Thus, yes, Donald Trump in my opinion was clearly guilty of the offense of which he was charged, and after reading the judge's charge to the jury I thought that the legal argument behind the case was a lot stronger than many continue to argue.  The evidence clearly showed that he falsified records to make it possible for him to win the election.  Yet months before he did so, his nomination had confirmed the bankrupt collapse of the Republican Party,which had not been able to find a candidate that could defeat him.  Shortly thereafter his victory over Hillary Clinton showed that the Democratic Party suffered from the same problem.  And now, eight years later, Trump leads Biden in the polls and has established himself, I think, as the most personally powerful politician in the country since Ronald Reagan.  And the biggest reason, I think, is that he, unlike any established political figure, has exploited the weaknesses of the establishment order that has dominated our politics at least since Clinton.  Recent focus groups show voters favoring him because they think that we need drastic change, and that only he will provide it.  Is that so wrong?  The conviction will not change their minds.  And whether he is guilty of various charges or not, who can deny that the various trials are indeed an attempt by the establishment to do what it has not been able to do in the broader court of public opinion--to eliminate him as a political factor?

Our establishment's embrace of the global free market, which took its biggest steps under Clinton, with NAFTA, and Bush II with China's accession to the WTO, has probably done more than anything else to discredit it in the eyes of millions of hardworking Americans.  That however was not all.  Barack Obama accepted the view of his Boomer advisers that the crash of 2008 did not reflect anything fundamentally wrong with our economy, and that it could be weathered merely with a massive influx of liquidity from the Fed.  The Democrats abandoned the New Deal solutions of putting people to work to fight unemployment and restructuring mortgages to save homes and farms.  The establishment also relies completely on the Fed to fight inflation.  Inflation has dramatically influenced US politics for generations.  It was the biggest reason for the Republican Congressional sweep of 1946.  It hurt Hubert Humphrey in 1968, and in 1971, Richard Nixon, unlike Joe Biden, saw high inflation as a critical threat to his re-election, and actually imposed wage and price controls.  He eventually lifted them, and further inflation helped bring down Gerald Ford in 1976 and crush Jimmy Carter in 1980.  Biden and the Democrats have been in denial over inflation for three years now and I haven't seen a single mention of possible wage and price controls.  We no longer expect our government to act to help ordinary people against it.  The same is true about our housing crisis, apparently the worst since the immediate aftermath of the Second World War.  Then the federal government took a number of serious steps to encourage the construction of new, relatively low-cost housing around the country.  The housing stock expanded so rapidly that even black Americans, who had to cope with segregation, increased their percentage of homeownership dramatically in the decades after the war.  Now we are hearing nothing from the government about the problem.  In those days the country felt a debt to the young adults who had won the war for us and their families.  Now we have already forced millions of young adults to mortgage their futures just to attend college.  And last, but hardly least, we have lost the common values, the sense of common purpose, and the common identity that in the past allowed us to achieve great things.  

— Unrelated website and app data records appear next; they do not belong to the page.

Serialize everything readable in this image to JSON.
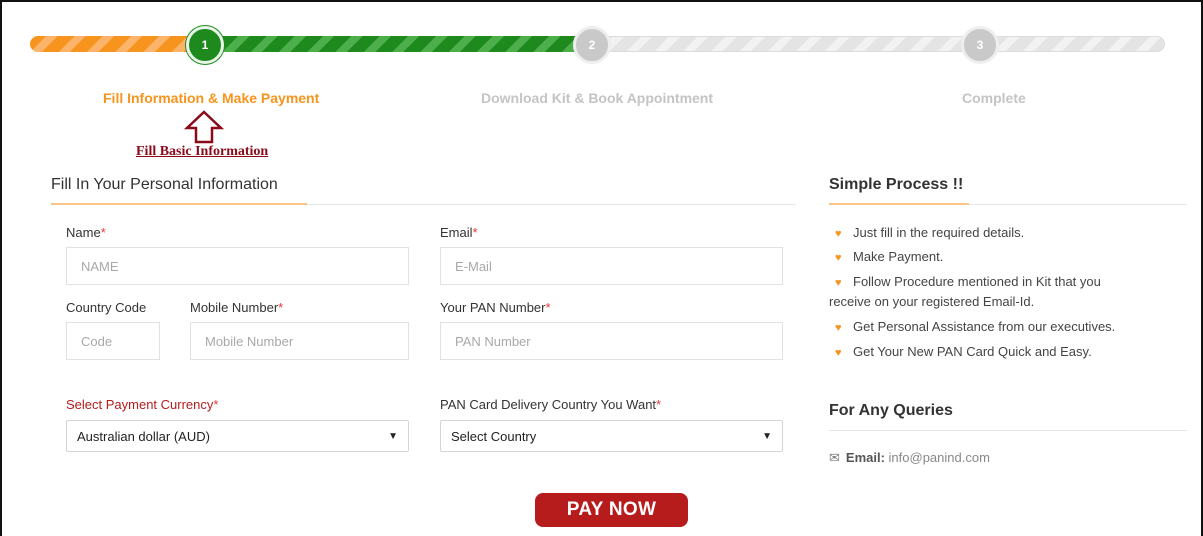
{
  "steps": [
    {
      "number": "1",
      "label": "Fill Information & Make Payment"
    },
    {
      "number": "2",
      "label": "Download Kit & Book Appointment"
    },
    {
      "number": "3",
      "label": "Complete"
    }
  ],
  "annotation": "Fill Basic Information",
  "form": {
    "title": "Fill In Your Personal Information",
    "name_label": "Name",
    "name_placeholder": "NAME",
    "email_label": "Email",
    "email_placeholder": "E-Mail",
    "country_code_label": "Country Code",
    "country_code_placeholder": "Code",
    "mobile_label": "Mobile Number",
    "mobile_placeholder": "Mobile Number",
    "pan_label": "Your PAN Number",
    "pan_placeholder": "PAN Number",
    "currency_label": "Select Payment Currency",
    "currency_value": "Australian dollar (AUD)",
    "delivery_label": "PAN Card Delivery Country You Want",
    "delivery_value": "Select Country",
    "required_mark": "*",
    "pay_button": "PAY NOW"
  },
  "side": {
    "process_title": "Simple Process !!",
    "process_items": [
      "Just fill in the required details.",
      "Make Payment.",
      "Follow Procedure mentioned in Kit that you",
      "receive on your registered Email-Id.",
      "Get Personal Assistance from our executives.",
      "Get Your New PAN Card Quick and Easy."
    ],
    "queries_title": "For Any Queries",
    "email_label": "Email:",
    "email_value": "info@panind.com"
  },
  "colors": {
    "accent_orange": "#f7941d",
    "step_green": "#1e8a1e",
    "pay_red": "#b71c1c",
    "annotation_red": "#8b0a1a"
  }
}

It has been two weeks since I posted something here, and I have very busy weeks ahead.  I may be moved to post again in a week or two, or it may be longer.  Believe me, these observations are very painful to record, but I can't ignore them.  I hope to get to a different place for myself and my faithful readers of 20 years standing, but I don't know exactly where that place will be.  Meanwhile, as Orwell had his garden, I have music, family and friends, and the continuing drama of athletic competition to keep me fully engaged with life.